Plenty has happened in the last year. There’s a raft of proposed amendments to the Employment Relations Act, some worthy of consideration, some well meaning but flawed, and some downright dangerous.
Like the Privacy of Parties to Proceedings Amendment Bill, which has horrendous implications if passed into law. We’ll explain in the coming weeks.
Meanwhile, lobbying for regulation of lay employment advocates has been stepped up as per this Newsroom report. As we are yet to see what regulation will look like, we’ll have an educated guess.
Statistically, most advocates’ clients are employees, and personal grievance claims usually end up in mediation. If all advocates are to be regulated, provided with Continuing Professional Development opportunities and bound by a code of conduct, that should make the most difference in the murkier, grittier areas of employment dispute resolution. How, then, should an advocate respond, when representing a client in mediation and confronted with the following:
An offer of a secret commission to throw the employee client under a bus
Threats to destroy the employee’s career, through blacklisting, if they don’t sign
A demand for a non-disclosure clause, including non-disclosure of the fact that there was a mediation, in situations where the employee is a whistleblower reporting serious wrongdoing under the Protected Disclosures Act
A demand for a non-disclosure clause that also binds the employer in such a way that serious wrongdoing is able to continue.
Blackmail, which is illegal, dressed up as simple duress, which is not illegal.
There are recidivists as in most industries, but a regulatory code of conduct if drafted right could empower advocates to terminate a mediation early if legal chicanery (or worse, as above) is encountered.
The Law Society are inviting submissions on regulation, not limited to employment law, with a deadline of 12 August. We are in discussions with the Teaching Council and the fraud investigation community about their views and submissions on the employment jurisdiction, especially in relation to Section 149 (mediation and NDAs).
Legal shenanigans with unexpected outcomes have received international media attention, although not we’re not quite into CNN or BBC territory yet. We occasionally see the wind change direction in courtrooms in a way that suggests that years of evangelising at employment law seminars is now being reversed in situations where media engagement would be inconvenient to one or both parties.

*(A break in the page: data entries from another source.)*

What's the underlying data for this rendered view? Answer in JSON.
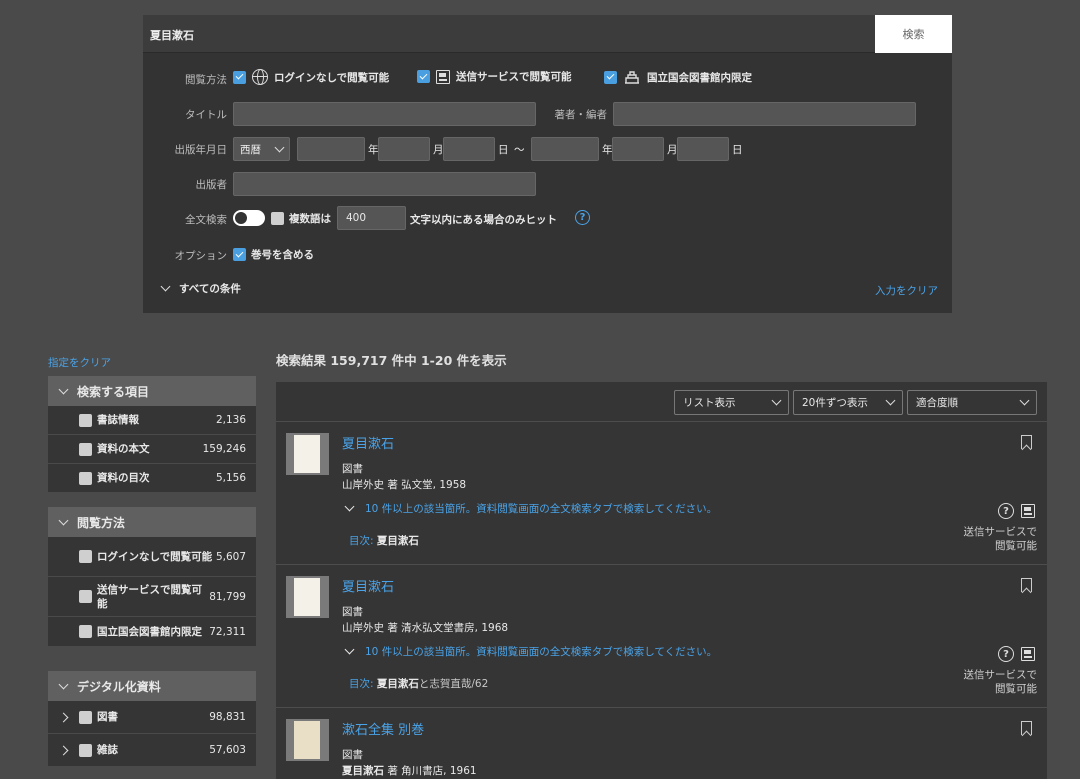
{
  "search": {
    "query": "夏目漱石",
    "button": "検索"
  },
  "filters": {
    "access_label": "閲覧方法",
    "access_options": [
      {
        "label": "ログインなしで閲覧可能",
        "icon": "globe-icon",
        "checked": true
      },
      {
        "label": "送信サービスで閲覧可能",
        "icon": "send-service-icon",
        "checked": true
      },
      {
        "label": "国立国会図書館内限定",
        "icon": "library-icon",
        "checked": true
      }
    ],
    "title_label": "タイトル",
    "author_label": "著者・編者",
    "date_label": "出版年月日",
    "era": "西暦",
    "year_unit": "年",
    "month_unit": "月",
    "day_unit": "日",
    "range_sep": "～",
    "publisher_label": "出版者",
    "fulltext_label": "全文検索",
    "multiword_label": "複数語は",
    "multiword_value": "400",
    "multiword_suffix": "文字以内にある場合のみヒット",
    "option_label": "オプション",
    "option_text": "巻号を含める",
    "all_conditions": "すべての条件",
    "clear_input": "入力をクリア"
  },
  "sidebar": {
    "clear": "指定をクリア",
    "facets": [
      {
        "title": "検索する項目",
        "items": [
          {
            "label": "書誌情報",
            "count": "2,136"
          },
          {
            "label": "資料の本文",
            "count": "159,246"
          },
          {
            "label": "資料の目次",
            "count": "5,156"
          }
        ]
      },
      {
        "title": "閲覧方法",
        "items": [
          {
            "label": "ログインなしで閲覧可能",
            "count": "5,607"
          },
          {
            "label": "送信サービスで閲覧可能",
            "count": "81,799"
          },
          {
            "label": "国立国会図書館内限定",
            "count": "72,311"
          }
        ]
      },
      {
        "title": "デジタル化資料",
        "items": [
          {
            "label": "図書",
            "count": "98,831"
          },
          {
            "label": "雑誌",
            "count": "57,603"
          }
        ]
      }
    ]
  },
  "results": {
    "summary": "検索結果 159,717 件中 1-20 件を表示",
    "view_mode": "リスト表示",
    "per_page": "20件ずつ表示",
    "sort": "適合度順",
    "records": [
      {
        "title": "夏目漱石",
        "type": "図書",
        "author_line": "山岸外史 著 弘文堂, 1958",
        "hits": "10 件以上の該当箇所。資料閲覧画面の全文検索タブで検索してください。",
        "toc_label": "目次:",
        "toc_bold": "夏目漱石",
        "toc_rest": "",
        "status_1": "送信サービスで",
        "status_2": "閲覧可能"
      },
      {
        "title": "夏目漱石",
        "type": "図書",
        "author_line": "山岸外史 著 清水弘文堂書房, 1968",
        "hits": "10 件以上の該当箇所。資料閲覧画面の全文検索タブで検索してください。",
        "toc_label": "目次:",
        "toc_bold": "夏目漱石",
        "toc_rest": "と志賀直哉/62",
        "status_1": "送信サービスで",
        "status_2": "閲覧可能"
      },
      {
        "title": "漱石全集 別巻",
        "type": "図書",
        "author_bold": "夏目漱石",
        "author_line": "著 角川書店, 1961"
      }
    ]
  },
  "colors": {
    "accent": "#4aa3e8",
    "background": "#4a4a4a",
    "panel": "#333333"
  }
}
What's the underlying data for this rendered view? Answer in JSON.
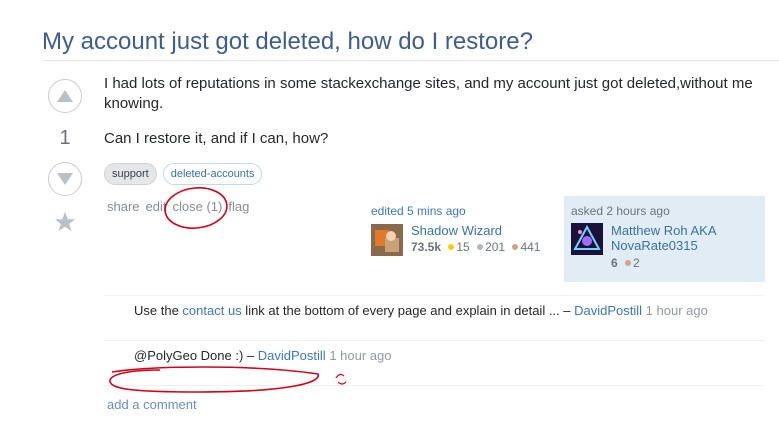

Interesting times. We hope the industry doesn’t mind if we hang around a bit longer...
Nga mihi nui
Acting leader, Leighton Associates